As a homeschooler with more limited space available to store items, I can not imagine amassing that kind of collection. However, I can see how using puppets can help to enrich the learning experience. I won’t argue that playful learning is often better retained than following along in textbooks and workbooks.
Puppetools is a website trying to engage educators in the use of puppets for learning. Along with research information (both print and audio files) and some hands-on suggestions, the site also features many examples of puppets. The featured puppets are not just by teachers as students are encouraged to make their own.
After watching a brief orientation video that extols the virtues of play in learning, you can explore the site a number of different ways. Clicking on the educators tab shows both public and educator resource topics. From here, you can find out about the backbone of your puppetmaking adventure – the ‘paper talker’ hinge. Once this step is mastered, you can truly get creative with the puppets you make.
There are a few patterns you can see without a subscription and then some more that are accessible once you are a subscriber.
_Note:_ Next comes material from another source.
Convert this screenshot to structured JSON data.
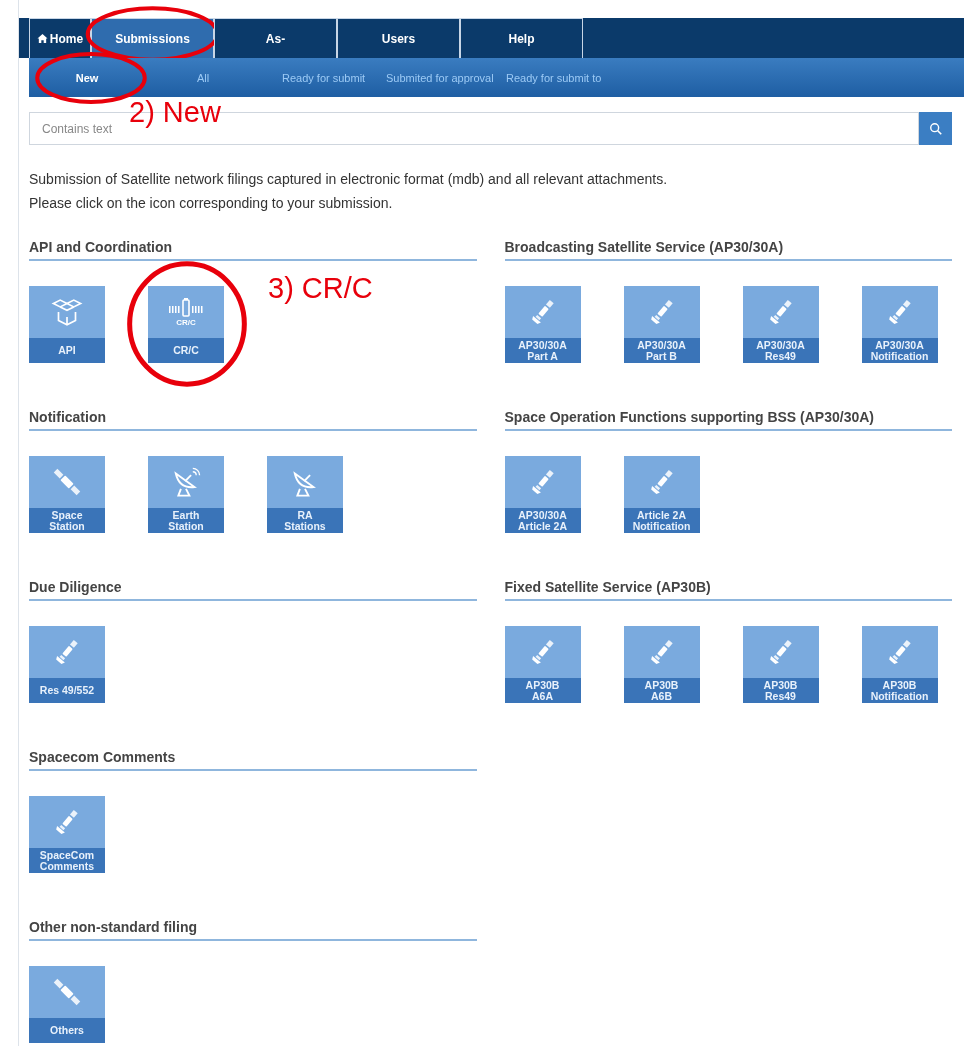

However, as I already mentioned the site has lots of pictures of students and teachers showcasing the puppets they’ve made. For someone needing just a spark of an idea, this site possesses a wealth of information. Just don’t expect lots of ready to print, cut and fold puppets to help you on your educational journey.
Beyond using puppets in your story telling adventures, the site has resources discussing the use of puppets in problem solving and communication as well. The science behind puppet play is another interesting resource for educators. One would think it intuitive that play is one way in which children learn, but I know there are some out there than need the “evidence” that it is worthwhile. The site also has a few flash videos specific for parents to watch as they integrate the use of puppets for learning in their home.
My Takehome on Puppetools
For the individual homeschool family, Puppetools may hold limited appeal. You can have a test subscription of 60 days access for $20. For many homeschool families, the 60 days of access is probably all you’d need.
However, the subscription option for a group is a more cost effective option. The group subscription is $99 for one year and up to 30 users. A really big homeschool group could offer this as a benefit to its members for about $2 per family each year. So long as you have at least 4 other homeschool families, you could have access for one year at the same cost (or lower if there are more families) as the 60 day trial. I doubt this is a resource I would have sought out or spent money on, but it could make a great ‘perk’ for a homeschool group membership.